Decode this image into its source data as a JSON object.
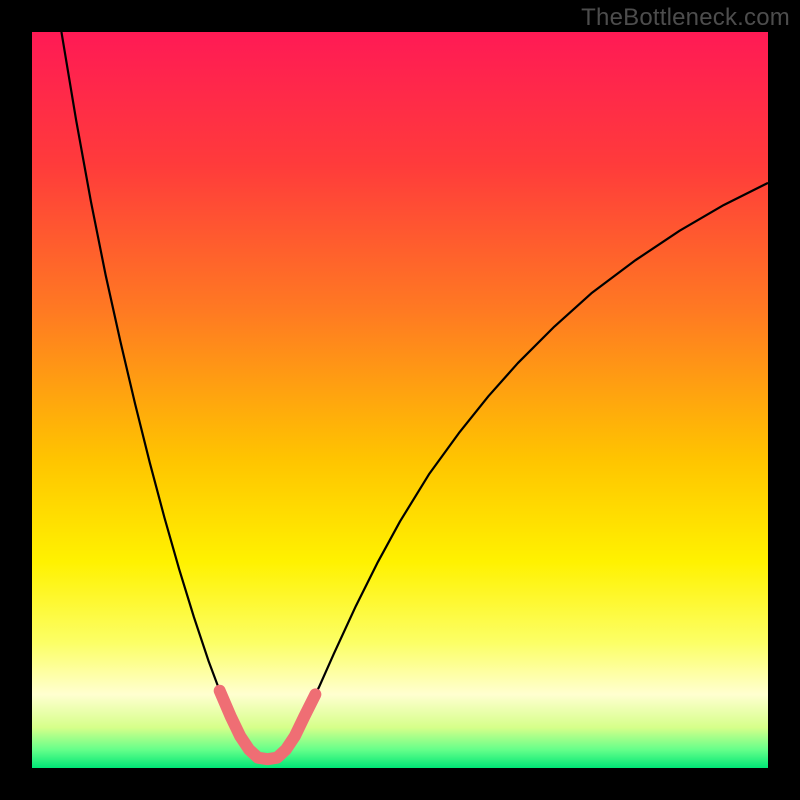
{
  "watermark": "TheBottleneck.com",
  "chart_data": {
    "type": "line",
    "title": "",
    "xlabel": "",
    "ylabel": "",
    "xlim": [
      0,
      100
    ],
    "ylim": [
      0,
      100
    ],
    "grid": false,
    "legend": false,
    "gradient_stops": [
      {
        "offset": 0.0,
        "color": "#ff1a55"
      },
      {
        "offset": 0.18,
        "color": "#ff3b3b"
      },
      {
        "offset": 0.38,
        "color": "#ff7a22"
      },
      {
        "offset": 0.58,
        "color": "#ffc400"
      },
      {
        "offset": 0.72,
        "color": "#fff200"
      },
      {
        "offset": 0.83,
        "color": "#fcff66"
      },
      {
        "offset": 0.9,
        "color": "#ffffd0"
      },
      {
        "offset": 0.945,
        "color": "#d6ff8a"
      },
      {
        "offset": 0.975,
        "color": "#66ff8a"
      },
      {
        "offset": 1.0,
        "color": "#00e676"
      }
    ],
    "series": [
      {
        "name": "bottleneck-curve",
        "stroke": "#000000",
        "stroke_width": 2.2,
        "points": [
          {
            "x": 4.0,
            "y": 100.0
          },
          {
            "x": 6.0,
            "y": 88.0
          },
          {
            "x": 8.0,
            "y": 77.0
          },
          {
            "x": 10.0,
            "y": 67.0
          },
          {
            "x": 12.0,
            "y": 58.0
          },
          {
            "x": 14.0,
            "y": 49.5
          },
          {
            "x": 16.0,
            "y": 41.5
          },
          {
            "x": 18.0,
            "y": 34.0
          },
          {
            "x": 20.0,
            "y": 27.0
          },
          {
            "x": 22.0,
            "y": 20.5
          },
          {
            "x": 24.0,
            "y": 14.5
          },
          {
            "x": 25.5,
            "y": 10.5
          },
          {
            "x": 27.0,
            "y": 7.0
          },
          {
            "x": 28.3,
            "y": 4.3
          },
          {
            "x": 29.5,
            "y": 2.5
          },
          {
            "x": 30.7,
            "y": 1.4
          },
          {
            "x": 32.0,
            "y": 1.2
          },
          {
            "x": 33.3,
            "y": 1.4
          },
          {
            "x": 34.5,
            "y": 2.5
          },
          {
            "x": 35.7,
            "y": 4.3
          },
          {
            "x": 37.0,
            "y": 7.0
          },
          {
            "x": 39.0,
            "y": 11.0
          },
          {
            "x": 41.0,
            "y": 15.5
          },
          {
            "x": 44.0,
            "y": 22.0
          },
          {
            "x": 47.0,
            "y": 28.0
          },
          {
            "x": 50.0,
            "y": 33.5
          },
          {
            "x": 54.0,
            "y": 40.0
          },
          {
            "x": 58.0,
            "y": 45.5
          },
          {
            "x": 62.0,
            "y": 50.5
          },
          {
            "x": 66.0,
            "y": 55.0
          },
          {
            "x": 71.0,
            "y": 60.0
          },
          {
            "x": 76.0,
            "y": 64.5
          },
          {
            "x": 82.0,
            "y": 69.0
          },
          {
            "x": 88.0,
            "y": 73.0
          },
          {
            "x": 94.0,
            "y": 76.5
          },
          {
            "x": 100.0,
            "y": 79.5
          }
        ]
      },
      {
        "name": "optimal-band-highlight",
        "stroke": "#ef6e74",
        "stroke_width": 12,
        "stroke_linecap": "round",
        "points": [
          {
            "x": 25.5,
            "y": 10.5
          },
          {
            "x": 27.0,
            "y": 7.0
          },
          {
            "x": 28.3,
            "y": 4.3
          },
          {
            "x": 29.5,
            "y": 2.5
          },
          {
            "x": 30.7,
            "y": 1.4
          },
          {
            "x": 32.0,
            "y": 1.2
          },
          {
            "x": 33.3,
            "y": 1.4
          },
          {
            "x": 34.5,
            "y": 2.5
          },
          {
            "x": 35.7,
            "y": 4.3
          },
          {
            "x": 37.0,
            "y": 7.0
          },
          {
            "x": 38.5,
            "y": 10.0
          }
        ]
      }
    ]
  }
}
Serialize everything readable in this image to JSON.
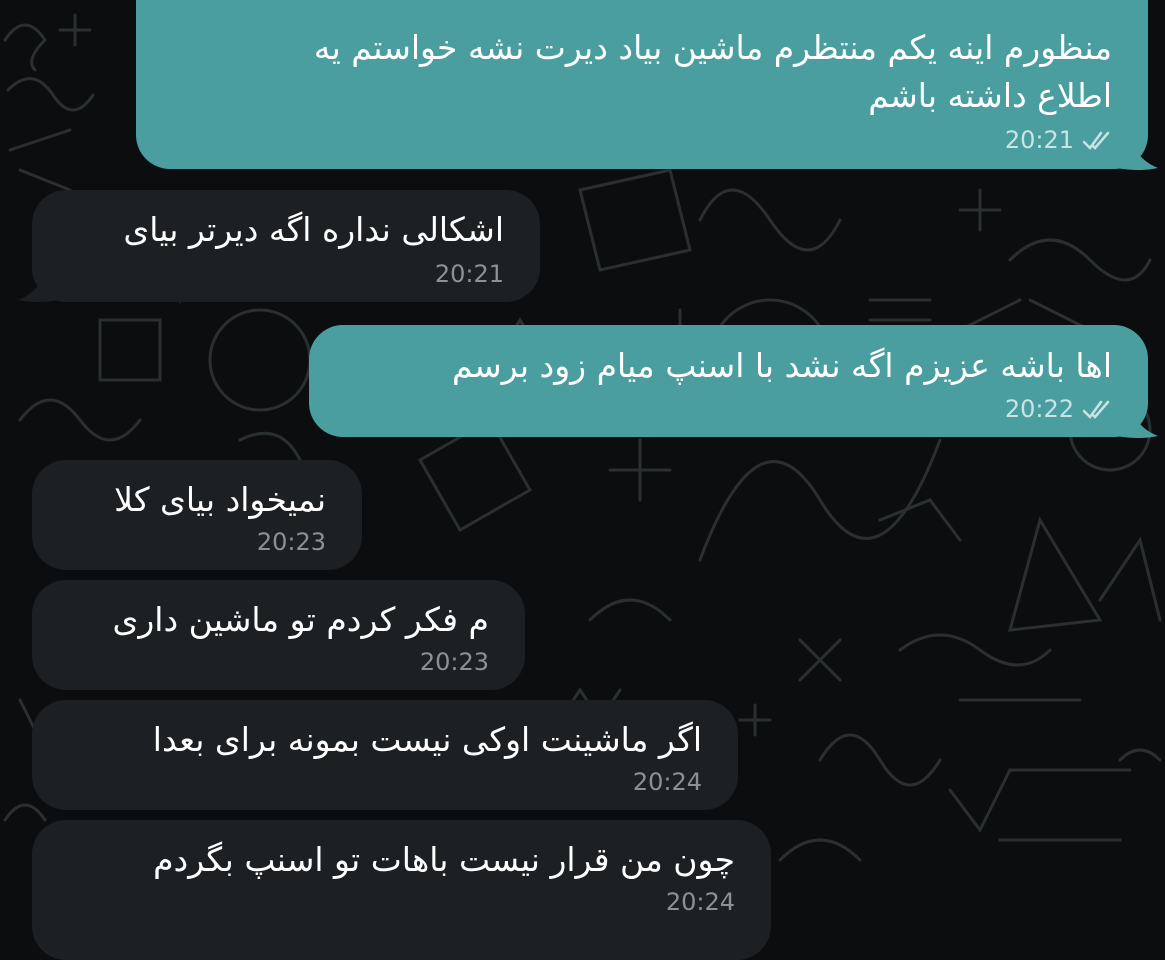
{
  "chat": {
    "colors": {
      "outgoing_bubble": "#4a9ea0",
      "incoming_bubble": "#1d2022",
      "wallpaper": "#0b0d0e",
      "doodle": "#2a3032"
    },
    "messages": [
      {
        "direction": "outgoing",
        "lines": [
          "منظورم اینه یکم منتظرم ماشین بیاد دیرت نشه خواستم یه",
          "اطلاع داشته باشم"
        ],
        "time": "20:21",
        "status_icon": "double-check-icon"
      },
      {
        "direction": "incoming",
        "lines": [
          "اشکالی نداره اگه دیرتر  بیای"
        ],
        "time": "20:21"
      },
      {
        "direction": "outgoing",
        "lines": [
          "اها باشه عزیزم اگه نشد با اسنپ میام زود برسم"
        ],
        "time": "20:22",
        "status_icon": "double-check-icon"
      },
      {
        "direction": "incoming",
        "lines": [
          "نمیخواد بیای کلا"
        ],
        "time": "20:23"
      },
      {
        "direction": "incoming",
        "lines": [
          "م فکر کردم تو ماشین داری"
        ],
        "time": "20:23"
      },
      {
        "direction": "incoming",
        "lines": [
          "اگر ماشینت اوکی نیست بمونه برای بعدا"
        ],
        "time": "20:24"
      },
      {
        "direction": "incoming",
        "lines": [
          "چون من قرار نیست باهات تو اسنپ بگردم"
        ],
        "time": "20:24"
      }
    ]
  }
}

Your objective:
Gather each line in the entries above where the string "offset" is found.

Output for this task:
        "offset": 0.0,
        "offset": 0.18,
        "offset": 0.38,
        "offset": 0.58,
        "offset": 0.72,
        "offset": 0.83,
        "offset": 0.9,
        "offset": 0.945,
        "offset": 0.975,
        "offset": 1.0,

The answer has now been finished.